The design of a clinical formulation and its small scale process to manufacture starts with a focus on the critical to quality attributes (CQAs) required for safe and effective dosing. Changes to CQAs during the scaling process from lab bench to small batches in a GMP facility are not unexpected for non-aqueous, dispersed, or other complex injectable solutions. The approach to determining a process’s impact on a drug formulation is not one size fits all. Some R&D teams may default to the traditional one factor at a time (OFAT) approach. This can be an effective method to reduce the multitude of potential critical parameters, but this method is not ideal in cases of limited API. Instead, Design of Experiment (DoE) should be considered for understanding the key parameters and the relationships with CQAs.  These experiments should start by investigating what others have documented in the pharmaceutical literature for similar dosage forms as well as leverage learnings across the technical teams at your facility. DoEs should be performed on equipment that supports scaling, including efforts to understand the equipment engineering and design constraints. Also, an understanding of the potential interactions of the formulation with the container closure system and processing components required for manufacture is essential before risking the use of large amounts of API.

 

Improving yields is key to small-batch processing.  Manufacturing process efficiency is critical for reducing waste and improving the yield of these small batches. The benefits of a robotic ready-to-use multi-format filling line are vial, syringe, and cartridge format flexibility, system reliability, automatic pump prime, and calibration with an in-process control to ensure high product fill yield and quality. When your API is expensive or patient-specific, robotic fill lines maximize product yield and minimize product waste.

 

How To Identify The Right Partner For Your API Scale-up

 

With all of the risks associated with dosage form scale-up, it is important to know how to identify the best CDMO for the job, especially when working with limited API. First and foremost, a partner who wants to understand any potential challenges will not only ask a lot of questions but also take the time to listen and present risk-based options based on capabilities of facility and budget for experiment investments. It is absolutely critical to listen, ask clarifying questions to understand, research the literature, and move forward with well-designed experimentation, at all scales of manufacture.

 

While these soft skills are fundamental, another important characteristic of a CDMO is the expertise its team possesses. There is little room for error, but there’s also no such thing as eliminating all risk. It is simply reducing it to the point where one can be scientifically confident moving to a bigger batch where more of the expensive API material will be at risk.
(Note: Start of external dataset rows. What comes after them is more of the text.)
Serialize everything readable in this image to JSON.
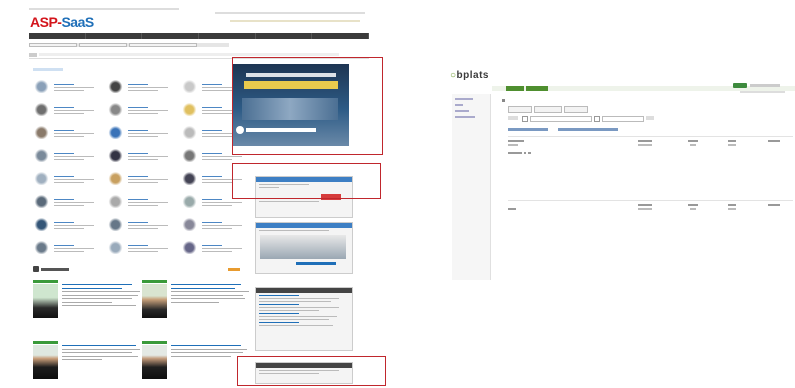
{
  "left_panel": {
    "logo_text": "ASP-",
    "logo_text_b": "SaaS",
    "nav_items": [
      "",
      "",
      "",
      "",
      "",
      ""
    ],
    "subnav_items": [
      "",
      "",
      ""
    ],
    "section_title": "",
    "categories": [
      {
        "icon": "monitor-icon"
      },
      {
        "icon": "person-icon"
      },
      {
        "icon": "ruler-icon"
      },
      {
        "icon": "box-icon"
      },
      {
        "icon": "lock-icon"
      },
      {
        "icon": "folder-icon"
      },
      {
        "icon": "truck-icon"
      },
      {
        "icon": "phone-icon"
      },
      {
        "icon": "document-icon"
      },
      {
        "icon": "car-icon"
      },
      {
        "icon": "network-icon"
      },
      {
        "icon": "headset-icon"
      },
      {
        "icon": "house-icon"
      },
      {
        "icon": "gift-icon"
      },
      {
        "icon": "chart-icon"
      },
      {
        "icon": "pen-icon"
      },
      {
        "icon": "clipboard-icon"
      },
      {
        "icon": "magnifier-icon"
      },
      {
        "icon": "server-icon"
      },
      {
        "icon": "tablet-icon"
      },
      {
        "icon": "building-icon"
      },
      {
        "icon": "printer-icon"
      },
      {
        "icon": "chart-icon"
      },
      {
        "icon": "question-icon"
      }
    ],
    "news_title": "",
    "banner": {
      "line1": "",
      "line2": "",
      "logo": ""
    }
  },
  "right_panel": {
    "logo_text": "bplats"
  },
  "colors": {
    "highlight": "#c0272d",
    "brand_red": "#d3141b",
    "brand_blue": "#1f6fb8",
    "app_green": "#4f8f2f"
  }
}
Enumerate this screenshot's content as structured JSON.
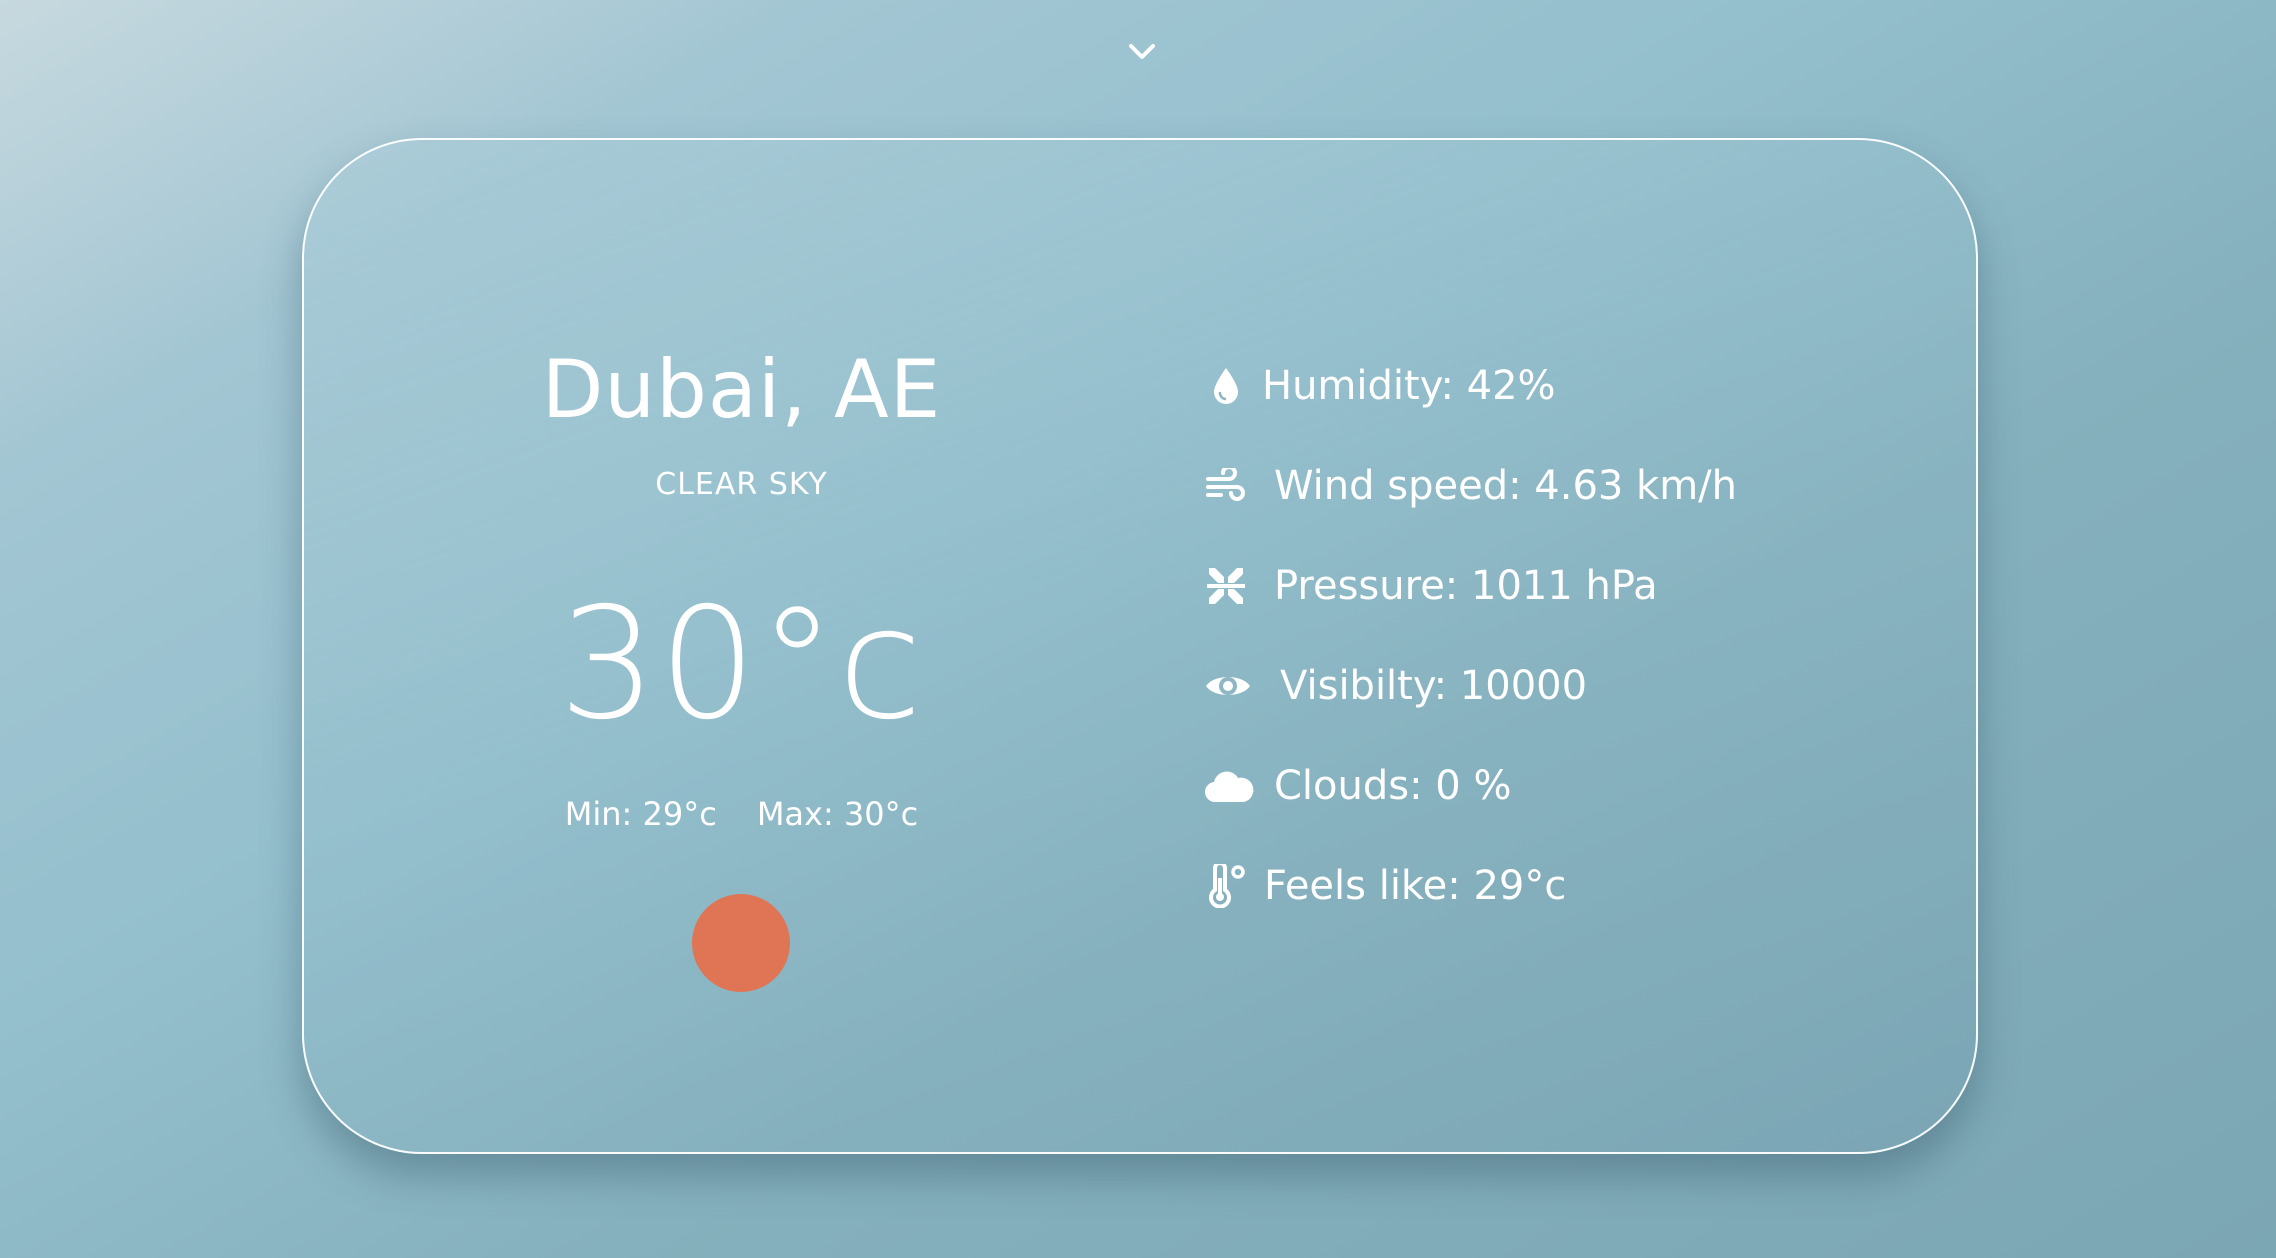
{
  "weather": {
    "city": "Dubai, AE",
    "description": "CLEAR SKY",
    "temperature": "30°c",
    "min": "Min: 29°c",
    "max": "Max: 30°c",
    "sun_color": "#e07555",
    "icon": "sun-icon"
  },
  "details": [
    {
      "icon": "water-drop-icon",
      "label": "Humidity: 42%"
    },
    {
      "icon": "wind-icon",
      "label": "Wind speed: 4.63 km/h"
    },
    {
      "icon": "compress-icon",
      "label": "Pressure: 1011 hPa"
    },
    {
      "icon": "eye-icon",
      "label": "Visibilty: 10000"
    },
    {
      "icon": "cloud-icon",
      "label": "Clouds: 0 %"
    },
    {
      "icon": "thermometer-icon",
      "label": "Feels like: 29°c"
    }
  ],
  "nav": {
    "toggle_icon": "chevron-down-icon"
  }
}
Doing this begins with understanding the chemistry of your formulation, potential compatibilities with the container closure system and manufacturing contact surfaces, and process parameter requirements and equipment limitations. Analytical prowess is also key. Analytical chemistry is the window into the formulation, and quality methods create confident decisions for all development scientists involved with the drug. Finally, the CDMO must possess the ability to perform high sterility assurance aseptic processing. Most have this capability today, but this must be combined with the other skillsets necessary for overcoming formulation challenges. The CDMO should also have readily available manufacturing components to accommodate batch needs at all scales. Having a range of essential components and equipment at scales ready for use eliminates costly delays in an already crucial timeline.

 

The ability to understand critical parameters to reduce risk during the manufacture of small batches is key to maintaining clinical dosing and submission timelines. Partnering with a CDMO that has flexible, small scale capabilities, including robotic filling for higher yields of expensive dosage units, technical expertise, and experience with overcoming challenges is a valuable means to manage the complexities of modern biopharmaceutical manufacturing.